Requirement:
Would you output all the lines below precisely as they stand, leaving each picture out?

(Records for processing begins)

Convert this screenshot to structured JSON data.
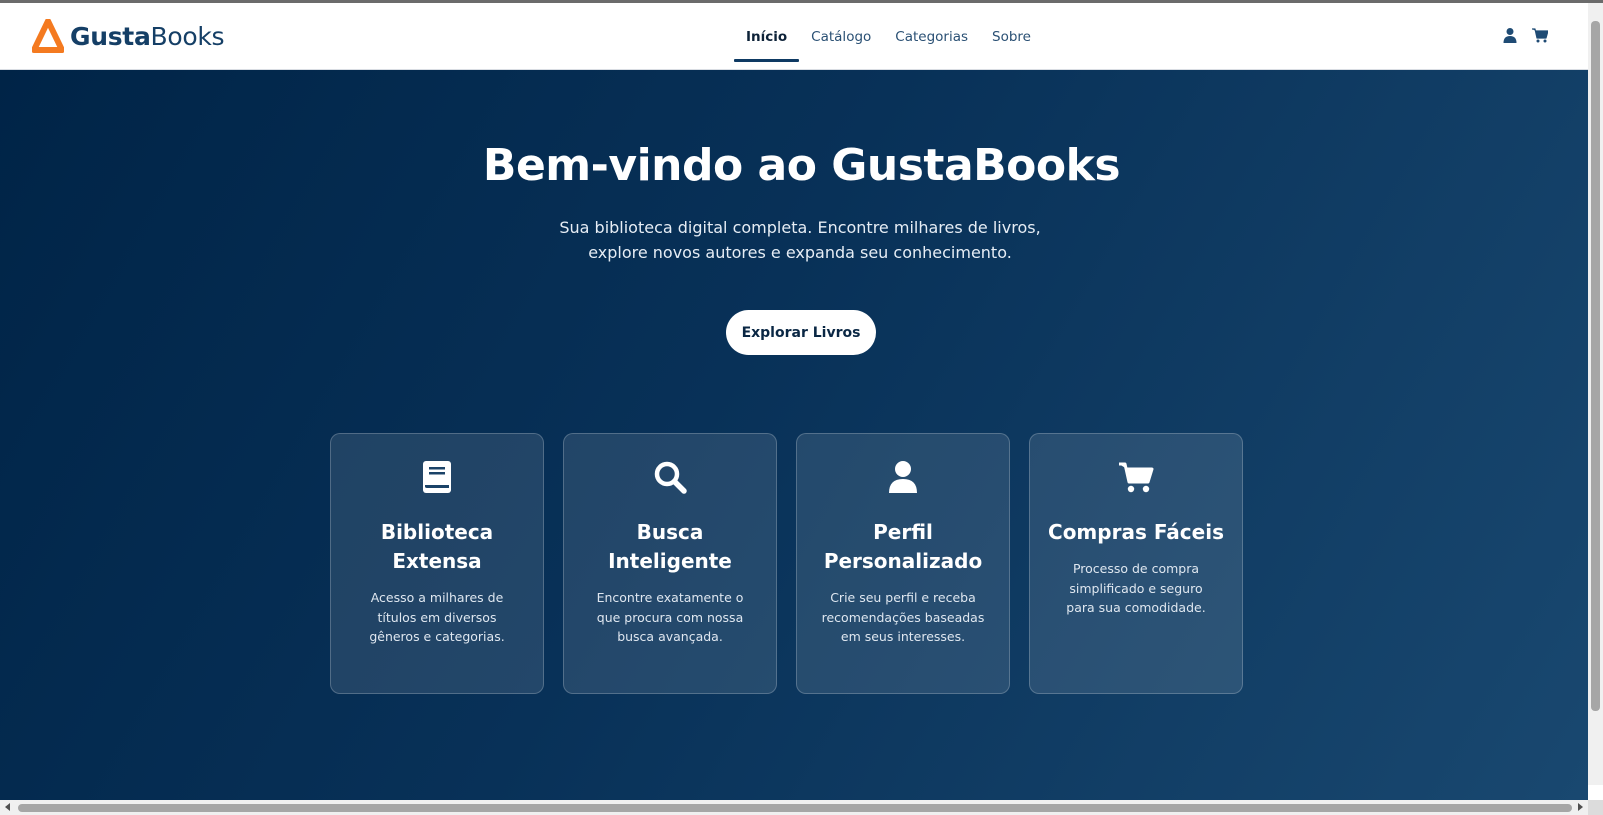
{
  "brand": {
    "bold": "Gusta",
    "regular": "Books",
    "accent_color": "#f47a20",
    "text_color": "#153f66"
  },
  "nav": {
    "items": [
      {
        "label": "Início",
        "active": true
      },
      {
        "label": "Catálogo",
        "active": false
      },
      {
        "label": "Categorias",
        "active": false
      },
      {
        "label": "Sobre",
        "active": false
      }
    ]
  },
  "header_icons": [
    "user-icon",
    "cart-icon"
  ],
  "hero": {
    "title": "Bem-vindo ao GustaBooks",
    "subtitle": "Sua biblioteca digital completa. Encontre milhares de livros, explore novos autores e expanda seu conhecimento.",
    "cta_label": "Explorar Livros",
    "background_colors": [
      "#002447",
      "#194870"
    ]
  },
  "features": [
    {
      "icon": "book-icon",
      "title": "Biblioteca Extensa",
      "description": "Acesso a milhares de títulos em diversos gêneros e categorias."
    },
    {
      "icon": "search-icon",
      "title": "Busca Inteligente",
      "description": "Encontre exatamente o que procura com nossa busca avançada."
    },
    {
      "icon": "user-icon",
      "title": "Perfil Personalizado",
      "description": "Crie seu perfil e receba recomendações baseadas em seus interesses."
    },
    {
      "icon": "cart-icon",
      "title": "Compras Fáceis",
      "description": "Processo de compra simplificado e seguro para sua comodidade."
    }
  ]
}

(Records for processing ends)

Task output:
Convert this screenshot to structured JSON data.
{
  "brand": {
    "bold": "Gusta",
    "regular": "Books",
    "accent_color": "#f47a20",
    "text_color": "#153f66"
  },
  "nav": {
    "items": [
      {
        "label": "Início",
        "active": true
      },
      {
        "label": "Catálogo",
        "active": false
      },
      {
        "label": "Categorias",
        "active": false
      },
      {
        "label": "Sobre",
        "active": false
      }
    ]
  },
  "header_icons": [
    "user-icon",
    "cart-icon"
  ],
  "hero": {
    "title": "Bem-vindo ao GustaBooks",
    "subtitle": "Sua biblioteca digital completa. Encontre milhares de livros, explore novos autores e expanda seu conhecimento.",
    "cta_label": "Explorar Livros",
    "background_colors": [
      "#002447",
      "#194870"
    ]
  },
  "features": [
    {
      "icon": "book-icon",
      "title": "Biblioteca Extensa",
      "description": "Acesso a milhares de títulos em diversos gêneros e categorias."
    },
    {
      "icon": "search-icon",
      "title": "Busca Inteligente",
      "description": "Encontre exatamente o que procura com nossa busca avançada."
    },
    {
      "icon": "user-icon",
      "title": "Perfil Personalizado",
      "description": "Crie seu perfil e receba recomendações baseadas em seus interesses."
    },
    {
      "icon": "cart-icon",
      "title": "Compras Fáceis",
      "description": "Processo de compra simplificado e seguro para sua comodidade."
    }
  ]
}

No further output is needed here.